Four Good Reasons to Use Sharp Grader Blades
Using a sharp grader blade on your plow will make your tillage and planting work easier and more effective. Not only will it help you avoid the segregation of materials, but it will also help you increase speed and accuracy.
Increase Speed and Accuracy
Using sharp Grader Blades on a motor grader is a quick and easy way to increase speed and accuracy. Unlike other blades, this blade is reversible and can go forward and backward. It’s also quick to attach and comes with pre-tuned features. This blade is designed to work with skid steer loaders but can also be used on larger frames.
Before using a motor grader, it is important to ensure that you operate the blade at the correct speed. You will want to use the blade at a low speed when grading curbs, but keep the blade forward to the cutting edge. This will reduce the wear that you experience on the blade.
Using a motor grader can help create a smooth surface for laying asphalt and can also be used to grade vertical profiles. The grader can also be used to create ditches and drains. These are important machines that can be used on construction sites.
Reduce Tillage Depth
Among the myriad ways to reduce tillage depth, one method is to speed up the blade. Most of us have found four to six miles per hour to be the best for most applications. However, up to eight miles per hour in sandier soils may be needed.
The present invention addresses the need for a quick and easy way to make this happen. It does so by providing an adjustable mechanism coupled to a blade circle. In the context of motor graders, this means a blade that can be lifted or lowered relative to the circle.
The blade circle is attached to the blade by way of bolt 33. The blade circle is also permanently secured to the blade by welding. This device is compatible with the standard blade adjustment mechanisms in use today.
The rotary screw 22 and its associated housing 24 contain an adjustable leveling blade 26. This allows the grader to move material in the lateral direction without leveling the blade. The rotary screw’s rotational speed limits the amount of earth moved sideways.
Prevent Segregation of Materials
Whether you are designing a conveyor, hopper, or chute, there are certain considerations you should make to prevent material segregation. Numerous factors can cause this problem, but there are some things you can do to prevent it.
A small amount of effort put into designing your process can prevent you from making a costly mistake. For example, a mass flow hopper should be designed based on the material’s angle of repose. A properly designed hopper is one of the most important steps in preventing material segregation.
The proper design of your hopper, chute, or conveyor will not only prevent material segregation, but it will also prevent flow problems. This is particularly true if your material is wet or liquid.
One of the most obvious solutions is to use a binder to prevent the material from sticking to the sides of your hopper. Another option is to use a rubber-tire roller or a smooth drum steel roller.

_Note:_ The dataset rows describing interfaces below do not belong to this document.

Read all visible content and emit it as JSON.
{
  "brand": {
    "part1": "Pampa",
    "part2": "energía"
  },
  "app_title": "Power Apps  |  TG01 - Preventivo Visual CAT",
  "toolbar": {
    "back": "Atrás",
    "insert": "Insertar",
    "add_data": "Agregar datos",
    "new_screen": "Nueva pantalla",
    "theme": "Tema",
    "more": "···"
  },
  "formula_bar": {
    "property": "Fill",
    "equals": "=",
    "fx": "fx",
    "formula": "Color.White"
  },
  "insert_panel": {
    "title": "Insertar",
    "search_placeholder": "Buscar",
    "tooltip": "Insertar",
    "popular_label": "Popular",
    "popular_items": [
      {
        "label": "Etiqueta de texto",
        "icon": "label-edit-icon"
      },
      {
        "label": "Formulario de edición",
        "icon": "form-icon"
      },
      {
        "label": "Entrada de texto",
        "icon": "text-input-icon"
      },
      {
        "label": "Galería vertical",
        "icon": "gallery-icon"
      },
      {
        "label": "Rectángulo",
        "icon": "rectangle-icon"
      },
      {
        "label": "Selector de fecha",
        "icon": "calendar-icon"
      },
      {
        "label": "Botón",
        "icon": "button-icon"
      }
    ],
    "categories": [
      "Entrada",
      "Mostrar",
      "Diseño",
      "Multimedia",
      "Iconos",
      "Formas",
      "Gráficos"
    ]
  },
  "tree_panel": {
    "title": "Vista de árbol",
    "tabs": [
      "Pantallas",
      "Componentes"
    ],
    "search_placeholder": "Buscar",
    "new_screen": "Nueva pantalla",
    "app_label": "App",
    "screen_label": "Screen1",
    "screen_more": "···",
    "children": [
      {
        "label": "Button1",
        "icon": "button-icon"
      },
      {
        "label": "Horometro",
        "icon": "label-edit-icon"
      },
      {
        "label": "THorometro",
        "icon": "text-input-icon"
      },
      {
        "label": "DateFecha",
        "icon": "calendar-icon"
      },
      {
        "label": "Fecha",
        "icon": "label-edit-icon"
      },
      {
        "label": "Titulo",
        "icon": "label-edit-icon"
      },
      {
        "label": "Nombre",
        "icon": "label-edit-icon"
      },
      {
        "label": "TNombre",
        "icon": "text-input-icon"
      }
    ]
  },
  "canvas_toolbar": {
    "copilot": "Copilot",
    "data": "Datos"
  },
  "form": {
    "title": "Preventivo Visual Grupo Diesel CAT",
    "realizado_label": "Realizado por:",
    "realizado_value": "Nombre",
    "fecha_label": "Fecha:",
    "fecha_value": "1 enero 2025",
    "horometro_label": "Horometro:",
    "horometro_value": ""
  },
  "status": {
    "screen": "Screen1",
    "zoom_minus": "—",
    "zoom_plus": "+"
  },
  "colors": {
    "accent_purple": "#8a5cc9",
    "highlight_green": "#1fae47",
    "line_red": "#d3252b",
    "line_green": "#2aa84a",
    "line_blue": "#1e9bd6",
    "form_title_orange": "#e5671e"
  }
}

Reduce Track and Tire Wear
Using sharp Road Grader Blades is a key way to reduce track and tire wear. They work to keep the road surface open and clean, which improves driving and drainage conditions. They also reduce the need for salt and keep drainage cleaner and safer.
When a grader blade is sharp and thin, it has a lower friction rate and can penetrate soft ground material with little or no downward pressure. This reduces down pressure, which saves time and fuel. It also reduces heat.
Sharp grader blades are available in flat or curved styles. Flat blades roll material along the face of the blade, while curved blades roll material along the outside of the blade. They can be used to grade a road or pull a ditch.
The type of blade used depends on the ground type. Wheeled machines are better suited for solid, hard surfaces, while skid-steer machines are better suited for asphalt and concrete.
The grader blade also needs to be used in the right direction. Operating a motor grader at too high a speed will result in damage to the surface and loss of control. In addition, jerky movements can cause damage to other parts of the machine.